Items from a dataset:
────────────────

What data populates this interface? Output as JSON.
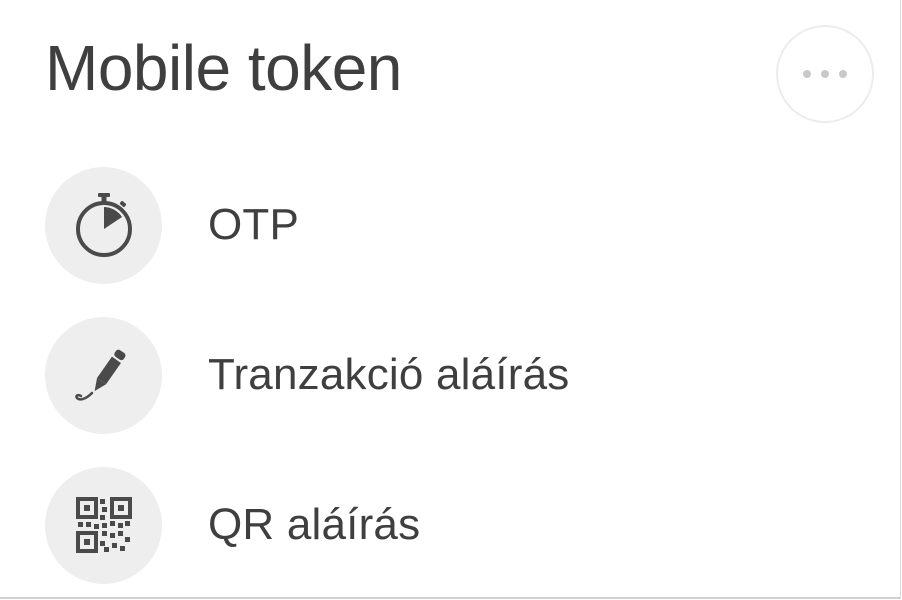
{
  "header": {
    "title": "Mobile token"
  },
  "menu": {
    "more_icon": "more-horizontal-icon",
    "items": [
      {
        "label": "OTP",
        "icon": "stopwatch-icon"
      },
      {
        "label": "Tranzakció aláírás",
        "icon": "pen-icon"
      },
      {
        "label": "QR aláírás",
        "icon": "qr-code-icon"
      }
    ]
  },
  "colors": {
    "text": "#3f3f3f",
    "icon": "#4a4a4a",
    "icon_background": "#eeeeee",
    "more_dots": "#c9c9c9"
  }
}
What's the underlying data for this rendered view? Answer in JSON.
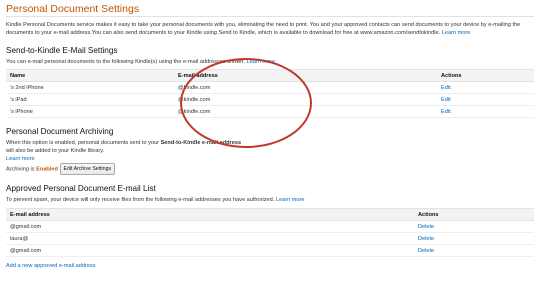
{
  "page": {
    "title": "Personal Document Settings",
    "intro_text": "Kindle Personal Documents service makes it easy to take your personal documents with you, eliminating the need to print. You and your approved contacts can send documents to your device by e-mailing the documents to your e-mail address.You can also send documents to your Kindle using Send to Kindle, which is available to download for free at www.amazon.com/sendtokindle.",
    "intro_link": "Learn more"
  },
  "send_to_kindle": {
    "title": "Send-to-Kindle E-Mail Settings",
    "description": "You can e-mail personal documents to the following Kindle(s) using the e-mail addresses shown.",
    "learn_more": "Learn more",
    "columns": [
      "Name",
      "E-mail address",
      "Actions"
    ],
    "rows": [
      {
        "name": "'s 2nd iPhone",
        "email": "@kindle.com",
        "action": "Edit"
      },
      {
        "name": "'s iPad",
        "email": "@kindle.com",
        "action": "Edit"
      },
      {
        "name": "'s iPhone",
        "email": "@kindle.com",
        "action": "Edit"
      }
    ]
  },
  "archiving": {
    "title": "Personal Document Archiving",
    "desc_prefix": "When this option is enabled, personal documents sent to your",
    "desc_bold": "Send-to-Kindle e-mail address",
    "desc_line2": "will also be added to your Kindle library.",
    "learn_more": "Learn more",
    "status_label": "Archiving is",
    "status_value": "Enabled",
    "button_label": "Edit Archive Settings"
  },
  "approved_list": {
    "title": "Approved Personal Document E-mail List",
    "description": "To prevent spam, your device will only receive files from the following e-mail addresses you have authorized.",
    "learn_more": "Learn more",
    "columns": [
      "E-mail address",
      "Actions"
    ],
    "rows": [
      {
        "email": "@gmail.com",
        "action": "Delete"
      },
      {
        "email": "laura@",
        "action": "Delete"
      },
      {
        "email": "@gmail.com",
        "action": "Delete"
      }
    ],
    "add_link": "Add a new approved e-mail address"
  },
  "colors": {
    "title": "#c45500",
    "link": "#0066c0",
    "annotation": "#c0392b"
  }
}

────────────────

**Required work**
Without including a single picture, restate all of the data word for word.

**Written answer**
What data populates this interface? Output as JSON.
{
  "header": {
    "title": "Mobile token"
  },
  "menu": {
    "more_icon": "more-horizontal-icon",
    "items": [
      {
        "label": "OTP",
        "icon": "stopwatch-icon"
      },
      {
        "label": "Tranzakció aláírás",
        "icon": "pen-icon"
      },
      {
        "label": "QR aláírás",
        "icon": "qr-code-icon"
      }
    ]
  },
  "colors": {
    "text": "#3f3f3f",
    "icon": "#4a4a4a",
    "icon_background": "#eeeeee",
    "more_dots": "#c9c9c9"
  }
}
What's the underlying data for this rendered view? Answer in JSON.
{
  "page": {
    "title": "Personal Document Settings",
    "intro_text": "Kindle Personal Documents service makes it easy to take your personal documents with you, eliminating the need to print. You and your approved contacts can send documents to your device by e-mailing the documents to your e-mail address.You can also send documents to your Kindle using Send to Kindle, which is available to download for free at www.amazon.com/sendtokindle.",
    "intro_link": "Learn more"
  },
  "send_to_kindle": {
    "title": "Send-to-Kindle E-Mail Settings",
    "description": "You can e-mail personal documents to the following Kindle(s) using the e-mail addresses shown.",
    "learn_more": "Learn more",
    "columns": [
      "Name",
      "E-mail address",
      "Actions"
    ],
    "rows": [
      {
        "name": "'s 2nd iPhone",
        "email": "@kindle.com",
        "action": "Edit"
      },
      {
        "name": "'s iPad",
        "email": "@kindle.com",
        "action": "Edit"
      },
      {
        "name": "'s iPhone",
        "email": "@kindle.com",
        "action": "Edit"
      }
    ]
  },
  "archiving": {
    "title": "Personal Document Archiving",
    "desc_prefix": "When this option is enabled, personal documents sent to your",
    "desc_bold": "Send-to-Kindle e-mail address",
    "desc_line2": "will also be added to your Kindle library.",
    "learn_more": "Learn more",
    "status_label": "Archiving is",
    "status_value": "Enabled",
    "button_label": "Edit Archive Settings"
  },
  "approved_list": {
    "title": "Approved Personal Document E-mail List",
    "description": "To prevent spam, your device will only receive files from the following e-mail addresses you have authorized.",
    "learn_more": "Learn more",
    "columns": [
      "E-mail address",
      "Actions"
    ],
    "rows": [
      {
        "email": "@gmail.com",
        "action": "Delete"
      },
      {
        "email": "laura@",
        "action": "Delete"
      },
      {
        "email": "@gmail.com",
        "action": "Delete"
      }
    ],
    "add_link": "Add a new approved e-mail address"
  },
  "colors": {
    "title": "#c45500",
    "link": "#0066c0",
    "annotation": "#c0392b"
  }
}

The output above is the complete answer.